Chikanobu did not only witness the period of the new revolutionary. He did not only see how the elites look to the Europeans. Nostalgia returned, too, by the time when the ‘80s was ending and the ‘90s was approaching.

For the people, obviously, they belonged outside any of the themes. The only vital things for them were adapting and surviving.

The artists for ukiyo-e during the Meiji period were often overlooked. However, times are beginning to change and Ogata Gekko, Chikanobu and other artists are starting to get their value in their own terms.

Now, the artworks of the artists during the Meiji era are getting studied more. The studies, too, are done not only by looking at their artistic merits. It was also for the study of the culture of the Japanese.

After all, the Meiji artists got to witness Japan changing rapidly and the visual images gave a glimpse into that world that is changing.

The well-known print series of Chikanobu called Court Ladies of the Chiyoda Palace or Chiyoda no Ooku and True Beauties or Shin Bijin give emphasis to stunning colors.
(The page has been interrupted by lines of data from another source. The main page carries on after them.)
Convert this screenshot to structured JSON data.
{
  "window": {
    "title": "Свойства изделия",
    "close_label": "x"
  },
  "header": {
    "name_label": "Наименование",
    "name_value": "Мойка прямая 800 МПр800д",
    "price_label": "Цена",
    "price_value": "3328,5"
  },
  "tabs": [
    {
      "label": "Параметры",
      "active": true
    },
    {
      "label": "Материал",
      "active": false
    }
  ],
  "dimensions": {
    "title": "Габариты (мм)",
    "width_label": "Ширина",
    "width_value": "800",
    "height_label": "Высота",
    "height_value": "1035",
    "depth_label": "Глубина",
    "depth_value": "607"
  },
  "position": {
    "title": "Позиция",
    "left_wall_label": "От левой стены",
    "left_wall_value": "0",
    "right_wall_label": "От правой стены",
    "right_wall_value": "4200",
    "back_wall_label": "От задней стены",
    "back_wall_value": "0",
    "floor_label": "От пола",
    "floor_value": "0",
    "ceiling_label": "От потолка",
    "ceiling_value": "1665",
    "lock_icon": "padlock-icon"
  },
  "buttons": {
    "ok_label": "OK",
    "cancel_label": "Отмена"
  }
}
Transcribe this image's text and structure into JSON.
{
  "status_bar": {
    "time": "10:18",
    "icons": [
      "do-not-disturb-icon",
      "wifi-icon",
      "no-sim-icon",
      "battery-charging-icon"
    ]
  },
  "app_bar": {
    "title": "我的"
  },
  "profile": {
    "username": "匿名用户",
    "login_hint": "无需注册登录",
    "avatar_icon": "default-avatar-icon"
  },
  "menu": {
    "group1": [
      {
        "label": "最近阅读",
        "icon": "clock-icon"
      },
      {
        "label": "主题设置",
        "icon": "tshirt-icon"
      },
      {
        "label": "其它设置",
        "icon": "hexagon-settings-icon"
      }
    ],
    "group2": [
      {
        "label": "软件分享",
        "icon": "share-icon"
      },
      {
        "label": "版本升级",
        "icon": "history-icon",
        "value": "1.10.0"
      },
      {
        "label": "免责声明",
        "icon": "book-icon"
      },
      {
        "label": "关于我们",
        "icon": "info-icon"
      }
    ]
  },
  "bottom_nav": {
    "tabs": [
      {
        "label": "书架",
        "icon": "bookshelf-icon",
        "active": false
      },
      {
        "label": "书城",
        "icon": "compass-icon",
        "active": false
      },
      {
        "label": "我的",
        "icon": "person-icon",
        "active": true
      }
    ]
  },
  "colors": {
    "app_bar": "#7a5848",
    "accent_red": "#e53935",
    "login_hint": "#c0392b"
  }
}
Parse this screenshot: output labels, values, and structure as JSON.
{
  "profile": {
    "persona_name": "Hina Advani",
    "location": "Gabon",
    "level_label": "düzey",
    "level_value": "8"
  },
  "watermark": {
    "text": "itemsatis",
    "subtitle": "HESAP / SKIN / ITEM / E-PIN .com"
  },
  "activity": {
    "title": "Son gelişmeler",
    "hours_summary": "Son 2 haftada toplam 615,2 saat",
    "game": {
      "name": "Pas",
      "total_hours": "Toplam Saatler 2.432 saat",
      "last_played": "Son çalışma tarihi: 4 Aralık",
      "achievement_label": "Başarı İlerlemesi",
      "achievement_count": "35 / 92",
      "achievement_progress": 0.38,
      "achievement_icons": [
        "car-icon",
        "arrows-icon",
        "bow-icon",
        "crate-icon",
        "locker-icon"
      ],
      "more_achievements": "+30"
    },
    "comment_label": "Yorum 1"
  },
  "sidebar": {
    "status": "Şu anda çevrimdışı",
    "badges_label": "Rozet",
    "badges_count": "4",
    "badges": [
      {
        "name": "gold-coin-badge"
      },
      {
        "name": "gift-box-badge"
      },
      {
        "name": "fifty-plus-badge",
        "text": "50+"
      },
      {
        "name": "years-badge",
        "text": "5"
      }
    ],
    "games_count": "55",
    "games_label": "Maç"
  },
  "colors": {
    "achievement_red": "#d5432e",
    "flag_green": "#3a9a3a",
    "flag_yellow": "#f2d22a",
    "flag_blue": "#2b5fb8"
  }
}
They also show the period’s complexity.

Japanese to build a transit system in Bangkok

As part of Japan’s goal to expand its railway infrastructure exports to other countries in Asia, a Japanese association plans to build a transit system in the city of Bangkok, Thailand.

Toshiba, Japan’s multinational electronics conglomerate corporation and East Japan Railway have agreed to a deal that estimated a price of 40 billion yen or equivalent to US$405 million for building the urban transit system that will be located in Bangkok.

Japanese Railway Will Broaden Their Overseas Connections

The operators of the Japanese railway are already expected to be able to broaden their connections overseas. With this, it is planned that they will join forces together with the trading houses and heavy-industry manufacturers so they can promote for their inclusive services.

East Japan Railway Plans To Target A Deal Between Singapore And Malaysia

Now, the East Japan Railway aims to win the contract to also build the high speed train line between the two countries – Singapore and Malaysia.

The Central Japan Railway has already offered the technology for the Automatic Train Control System renovation on the super express train service in Taiwan.

For now, the Tokyo Metro is cooperating for the urban transit system in Hanoi.